m. 13 Jul 1385
m. 2 Jun 1422
Facts and Events
Charles VII (22 February 1403 – 22 July 1461), called the Victorious or the Well-Served, was a monarch of the House of Valois who ruled as King of France from 1422 to his death, although his legitimacy was initially contested by Henry VI of England.
In 1422, Charles VII inherited the throne of France under desperate circumstances. Forces of the Kingdom of England and Duke Philip III of Burgundy occupied Guyenne and northern France, including Paris, the most populous city, and Reims, the city in which the French kings were traditionally crowned. In addition, his father Charles VI the Mad had disinherited him in 1420 and recognized Henry V of England and his heirs as the legitimate successors of the French crown instead. At the same time, a civil war raged in France between the Armagnacs (supporters of the House of Valois) and the Burgundian party.

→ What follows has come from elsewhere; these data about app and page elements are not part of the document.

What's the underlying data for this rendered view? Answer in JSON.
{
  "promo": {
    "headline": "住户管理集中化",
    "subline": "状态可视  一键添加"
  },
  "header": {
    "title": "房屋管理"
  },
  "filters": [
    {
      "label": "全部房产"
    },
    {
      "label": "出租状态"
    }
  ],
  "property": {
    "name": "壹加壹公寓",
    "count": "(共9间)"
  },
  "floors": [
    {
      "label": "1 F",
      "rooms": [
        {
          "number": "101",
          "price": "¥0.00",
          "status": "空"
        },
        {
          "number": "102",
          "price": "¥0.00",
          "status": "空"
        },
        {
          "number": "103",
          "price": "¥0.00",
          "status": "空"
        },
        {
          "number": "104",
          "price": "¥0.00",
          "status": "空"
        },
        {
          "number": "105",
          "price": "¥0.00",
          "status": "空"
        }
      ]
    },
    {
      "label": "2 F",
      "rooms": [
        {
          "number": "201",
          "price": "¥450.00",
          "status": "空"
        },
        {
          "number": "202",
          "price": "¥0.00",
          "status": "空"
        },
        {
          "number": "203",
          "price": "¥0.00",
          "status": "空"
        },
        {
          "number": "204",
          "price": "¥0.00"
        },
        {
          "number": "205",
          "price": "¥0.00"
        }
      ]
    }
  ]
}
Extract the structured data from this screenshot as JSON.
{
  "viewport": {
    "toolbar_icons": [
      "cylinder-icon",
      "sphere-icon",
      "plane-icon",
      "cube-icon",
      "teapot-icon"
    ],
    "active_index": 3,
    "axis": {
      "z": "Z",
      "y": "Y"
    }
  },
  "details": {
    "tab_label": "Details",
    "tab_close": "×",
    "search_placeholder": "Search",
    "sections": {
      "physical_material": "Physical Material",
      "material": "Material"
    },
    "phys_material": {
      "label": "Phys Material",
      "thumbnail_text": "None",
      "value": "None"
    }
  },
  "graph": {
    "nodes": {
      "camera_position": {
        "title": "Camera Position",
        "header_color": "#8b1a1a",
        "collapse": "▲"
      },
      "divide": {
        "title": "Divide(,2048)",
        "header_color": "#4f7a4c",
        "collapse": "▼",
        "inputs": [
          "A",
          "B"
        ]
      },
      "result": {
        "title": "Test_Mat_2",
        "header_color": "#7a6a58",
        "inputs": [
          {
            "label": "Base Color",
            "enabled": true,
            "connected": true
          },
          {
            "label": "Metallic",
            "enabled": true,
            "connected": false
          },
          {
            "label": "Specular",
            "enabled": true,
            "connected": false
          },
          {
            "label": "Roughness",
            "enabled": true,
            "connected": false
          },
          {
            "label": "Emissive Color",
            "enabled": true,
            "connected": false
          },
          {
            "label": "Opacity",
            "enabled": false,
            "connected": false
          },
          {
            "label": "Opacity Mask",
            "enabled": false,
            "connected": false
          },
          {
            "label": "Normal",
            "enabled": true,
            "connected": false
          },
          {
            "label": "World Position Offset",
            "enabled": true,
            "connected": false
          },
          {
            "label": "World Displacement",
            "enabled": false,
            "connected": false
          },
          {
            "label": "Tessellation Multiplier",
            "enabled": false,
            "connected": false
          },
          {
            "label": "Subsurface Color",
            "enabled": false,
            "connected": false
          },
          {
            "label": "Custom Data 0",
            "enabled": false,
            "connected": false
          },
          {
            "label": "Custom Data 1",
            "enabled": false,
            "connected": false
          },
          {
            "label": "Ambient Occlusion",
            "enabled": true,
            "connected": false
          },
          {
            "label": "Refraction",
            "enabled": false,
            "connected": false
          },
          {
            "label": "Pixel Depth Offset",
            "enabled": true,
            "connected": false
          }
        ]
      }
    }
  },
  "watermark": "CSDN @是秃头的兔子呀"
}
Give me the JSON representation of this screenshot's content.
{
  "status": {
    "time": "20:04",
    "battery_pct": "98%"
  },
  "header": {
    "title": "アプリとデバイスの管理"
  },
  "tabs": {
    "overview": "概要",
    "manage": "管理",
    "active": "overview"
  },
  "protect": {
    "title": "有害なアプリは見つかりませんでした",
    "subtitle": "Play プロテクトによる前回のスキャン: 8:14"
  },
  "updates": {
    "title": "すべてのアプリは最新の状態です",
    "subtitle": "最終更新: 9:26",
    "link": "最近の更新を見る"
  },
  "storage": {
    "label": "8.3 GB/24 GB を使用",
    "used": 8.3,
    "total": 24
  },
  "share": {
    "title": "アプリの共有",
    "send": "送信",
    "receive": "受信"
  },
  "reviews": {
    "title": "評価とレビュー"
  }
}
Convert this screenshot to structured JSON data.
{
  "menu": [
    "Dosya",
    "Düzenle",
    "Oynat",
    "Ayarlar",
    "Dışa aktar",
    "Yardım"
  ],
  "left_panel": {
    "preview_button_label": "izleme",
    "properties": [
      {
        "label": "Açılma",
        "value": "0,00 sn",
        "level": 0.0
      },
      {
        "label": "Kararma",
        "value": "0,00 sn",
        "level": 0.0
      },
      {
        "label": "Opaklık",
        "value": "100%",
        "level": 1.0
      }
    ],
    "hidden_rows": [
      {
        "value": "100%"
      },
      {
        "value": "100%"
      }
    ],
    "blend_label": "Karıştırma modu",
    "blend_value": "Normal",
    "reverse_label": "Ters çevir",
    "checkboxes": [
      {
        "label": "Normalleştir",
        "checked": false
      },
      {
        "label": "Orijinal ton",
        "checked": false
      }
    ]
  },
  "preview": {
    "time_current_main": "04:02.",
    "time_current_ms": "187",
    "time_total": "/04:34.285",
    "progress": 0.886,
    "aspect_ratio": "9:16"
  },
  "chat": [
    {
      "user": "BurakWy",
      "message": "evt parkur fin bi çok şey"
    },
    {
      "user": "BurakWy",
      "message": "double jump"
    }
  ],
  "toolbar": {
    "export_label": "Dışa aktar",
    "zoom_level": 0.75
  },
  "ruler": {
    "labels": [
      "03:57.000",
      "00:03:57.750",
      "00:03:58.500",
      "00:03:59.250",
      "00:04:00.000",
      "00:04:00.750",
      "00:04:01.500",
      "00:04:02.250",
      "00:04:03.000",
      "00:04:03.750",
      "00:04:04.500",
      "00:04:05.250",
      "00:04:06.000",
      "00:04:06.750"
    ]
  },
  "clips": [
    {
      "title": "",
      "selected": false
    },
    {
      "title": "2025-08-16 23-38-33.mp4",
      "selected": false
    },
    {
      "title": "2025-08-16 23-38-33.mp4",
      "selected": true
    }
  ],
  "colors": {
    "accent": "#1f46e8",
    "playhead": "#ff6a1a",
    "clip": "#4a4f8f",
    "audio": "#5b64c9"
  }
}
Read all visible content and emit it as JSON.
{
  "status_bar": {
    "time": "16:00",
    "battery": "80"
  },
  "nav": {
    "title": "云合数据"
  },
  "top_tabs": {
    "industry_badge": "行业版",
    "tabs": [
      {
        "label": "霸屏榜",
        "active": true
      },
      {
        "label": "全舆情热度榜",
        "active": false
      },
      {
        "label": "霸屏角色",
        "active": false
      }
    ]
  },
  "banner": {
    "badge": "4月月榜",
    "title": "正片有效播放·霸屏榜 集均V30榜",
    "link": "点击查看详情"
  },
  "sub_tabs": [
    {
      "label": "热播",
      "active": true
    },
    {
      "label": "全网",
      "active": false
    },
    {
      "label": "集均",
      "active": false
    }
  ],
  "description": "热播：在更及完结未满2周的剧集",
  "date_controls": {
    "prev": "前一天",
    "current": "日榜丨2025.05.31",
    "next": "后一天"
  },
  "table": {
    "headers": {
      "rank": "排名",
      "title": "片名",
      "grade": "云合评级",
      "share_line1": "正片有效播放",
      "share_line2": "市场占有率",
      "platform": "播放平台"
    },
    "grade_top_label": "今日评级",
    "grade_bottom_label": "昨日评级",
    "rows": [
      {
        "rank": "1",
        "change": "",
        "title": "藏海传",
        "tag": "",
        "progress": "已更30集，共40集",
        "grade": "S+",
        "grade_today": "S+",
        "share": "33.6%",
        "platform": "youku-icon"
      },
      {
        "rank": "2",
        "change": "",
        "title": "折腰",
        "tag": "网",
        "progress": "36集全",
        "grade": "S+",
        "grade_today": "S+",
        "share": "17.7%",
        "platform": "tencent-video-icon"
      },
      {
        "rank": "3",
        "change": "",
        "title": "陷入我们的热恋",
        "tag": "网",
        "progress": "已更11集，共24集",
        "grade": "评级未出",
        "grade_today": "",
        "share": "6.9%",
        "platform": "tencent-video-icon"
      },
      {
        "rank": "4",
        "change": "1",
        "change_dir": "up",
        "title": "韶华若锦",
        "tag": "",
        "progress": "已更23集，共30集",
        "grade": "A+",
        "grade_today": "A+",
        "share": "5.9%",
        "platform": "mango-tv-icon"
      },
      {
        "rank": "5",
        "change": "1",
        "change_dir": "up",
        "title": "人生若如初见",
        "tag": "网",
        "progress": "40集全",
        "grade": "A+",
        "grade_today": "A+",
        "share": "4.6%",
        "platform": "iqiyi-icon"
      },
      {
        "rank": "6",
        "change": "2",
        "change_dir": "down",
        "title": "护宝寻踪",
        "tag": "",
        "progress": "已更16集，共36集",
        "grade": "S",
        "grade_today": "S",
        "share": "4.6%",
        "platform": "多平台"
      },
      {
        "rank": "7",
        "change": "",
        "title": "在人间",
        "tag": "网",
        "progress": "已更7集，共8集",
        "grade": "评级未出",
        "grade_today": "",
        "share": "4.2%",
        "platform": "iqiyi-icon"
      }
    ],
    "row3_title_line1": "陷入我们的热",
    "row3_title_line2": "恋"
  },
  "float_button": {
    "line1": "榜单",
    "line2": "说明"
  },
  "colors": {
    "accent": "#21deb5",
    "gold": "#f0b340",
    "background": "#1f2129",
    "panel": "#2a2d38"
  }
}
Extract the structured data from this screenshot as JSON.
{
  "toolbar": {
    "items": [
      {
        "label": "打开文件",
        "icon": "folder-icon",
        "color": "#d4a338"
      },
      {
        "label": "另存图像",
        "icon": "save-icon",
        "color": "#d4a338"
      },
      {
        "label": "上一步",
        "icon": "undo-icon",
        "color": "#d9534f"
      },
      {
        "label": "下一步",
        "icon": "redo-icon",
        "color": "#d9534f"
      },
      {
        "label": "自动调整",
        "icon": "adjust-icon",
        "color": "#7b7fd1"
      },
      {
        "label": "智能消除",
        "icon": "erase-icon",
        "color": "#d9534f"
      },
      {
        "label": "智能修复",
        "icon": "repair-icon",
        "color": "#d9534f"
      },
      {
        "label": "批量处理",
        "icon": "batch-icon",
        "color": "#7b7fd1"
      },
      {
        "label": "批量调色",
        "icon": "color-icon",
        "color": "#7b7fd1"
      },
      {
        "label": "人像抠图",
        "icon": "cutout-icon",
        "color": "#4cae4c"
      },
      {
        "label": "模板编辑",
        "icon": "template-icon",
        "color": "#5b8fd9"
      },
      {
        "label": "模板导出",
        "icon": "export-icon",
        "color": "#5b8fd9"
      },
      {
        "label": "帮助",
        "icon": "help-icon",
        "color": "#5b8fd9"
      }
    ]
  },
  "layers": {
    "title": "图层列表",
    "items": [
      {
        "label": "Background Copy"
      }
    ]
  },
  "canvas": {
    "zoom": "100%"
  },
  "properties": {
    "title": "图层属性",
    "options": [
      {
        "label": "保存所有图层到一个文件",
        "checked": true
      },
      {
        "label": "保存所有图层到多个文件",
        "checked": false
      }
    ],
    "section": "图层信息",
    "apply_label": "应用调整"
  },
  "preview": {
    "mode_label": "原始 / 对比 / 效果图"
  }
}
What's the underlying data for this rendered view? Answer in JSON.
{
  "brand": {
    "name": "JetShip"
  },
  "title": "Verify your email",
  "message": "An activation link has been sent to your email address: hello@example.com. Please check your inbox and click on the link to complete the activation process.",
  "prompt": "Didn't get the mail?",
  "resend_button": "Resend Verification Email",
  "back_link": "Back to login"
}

With his court removed to Bourges, south of the Loire River, Charles was disparagingly called the “King of Bourges”, because the area around Bourges was one of the few remaining regions left to him. However, his political and military position improved dramatically with the emergence of Joan of Arc as a spiritual leader in France. Joan of Arc and other charismatic figures led French troops to several important victories that paved the way for the coronation of Charles VII in 1429 at Reims Cathedral. This long-awaited event boosted French morale as hostilities with England resumed. By 1453, the French had expelled the English from all their continental possessions except for the Pale of Calais.
The last years of Charles VII were marked by conflicts with his turbulent son, the future Louis XI of France.